of commending you in broad terms, but liking whatever you propose or utter; at the same time, is ready to beg your pardon, and gainer you,
chance to speak ill of yourself. An old lady is very seldom without such a companion as this, who can recite the names of all her lovers, and the
matches refused by her in the days when she minded such vanities, as she is pleased to call them, though she so much approves the mention of them. It is to be noted, that a woman's flatterer is generally elder than herself; her years serving at once to recommend her patroness's age, and to add weight to her complaisance in all other particulars.

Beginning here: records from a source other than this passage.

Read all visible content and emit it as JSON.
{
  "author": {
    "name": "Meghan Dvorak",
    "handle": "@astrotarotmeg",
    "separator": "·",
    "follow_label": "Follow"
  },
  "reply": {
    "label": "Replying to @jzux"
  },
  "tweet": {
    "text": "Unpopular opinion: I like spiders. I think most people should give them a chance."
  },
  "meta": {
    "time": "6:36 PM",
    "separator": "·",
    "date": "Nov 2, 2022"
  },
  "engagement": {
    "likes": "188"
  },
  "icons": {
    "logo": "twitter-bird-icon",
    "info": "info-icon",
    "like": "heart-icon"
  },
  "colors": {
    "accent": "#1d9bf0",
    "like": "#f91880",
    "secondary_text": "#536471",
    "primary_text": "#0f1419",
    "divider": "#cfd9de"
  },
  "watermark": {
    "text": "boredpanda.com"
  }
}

We gentlemen of small fortunes are extremely necessitous in this particular. I have indeed one who smokes with me often ; but his parts are so low, that all the incense he does me is to fill his pipe with me, and to be out at just as many whiffs as I take. This is all the praise or assent that he is capable of; yet there are more hours when I would rather be in his company, than that of the brightest man I know. It would be a hard matter to give an account of this inclination to be fattered; but if we go to the bottom of it, we shall find, that the pleasure in it is something like that of receiving money which lay out. Every man thinks he has an estate of reputation, and is glad to see one that will bring any of it home to him. It is no matter how dirty a bag it is conveyed to him in, or by how clownish a messenger, so the money is good. All that we want, to be pleased with flattery, is to believe that the man is sincere who gives it us. It is by this one accident, that absurd creatures often out-run the most skilful in this art. Their want of ability is here an advantage, and their bluntness, as it is the seeming effect of sincerity, is the best cover to artifice.
Terence introduces a flatterer talking to a coxcomb, whom he cheats out of a livelihood : and a third person on the stage makes on him this pleasant remark, • This fellow has an art of making fools madmen.' The love of flattery is, indeed, sometimes the weakness of a great mind; but you see it also in persons,